TASK DETAILS –
Could you set down every record below exactly as it appears?

(Data records for software interfaces)
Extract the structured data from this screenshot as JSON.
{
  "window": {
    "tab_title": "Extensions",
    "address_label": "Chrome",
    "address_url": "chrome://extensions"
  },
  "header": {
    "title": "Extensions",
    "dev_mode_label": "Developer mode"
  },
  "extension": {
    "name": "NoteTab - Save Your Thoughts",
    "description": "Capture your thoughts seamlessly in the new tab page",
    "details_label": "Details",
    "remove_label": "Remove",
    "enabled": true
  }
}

YOUR SOLUTION –
Extract the structured data from this screenshot as JSON.
{
  "window": {
    "tab_title": "Extensions",
    "address_label": "Chrome",
    "address_url": "chrome://extensions"
  },
  "header": {
    "title": "Extensions",
    "dev_mode_label": "Developer mode"
  },
  "extension": {
    "name": "NoteTab - Save Your Thoughts",
    "description": "Capture your thoughts seamlessly in the new tab page",
    "details_label": "Details",
    "remove_label": "Remove",
    "enabled": true
  }
}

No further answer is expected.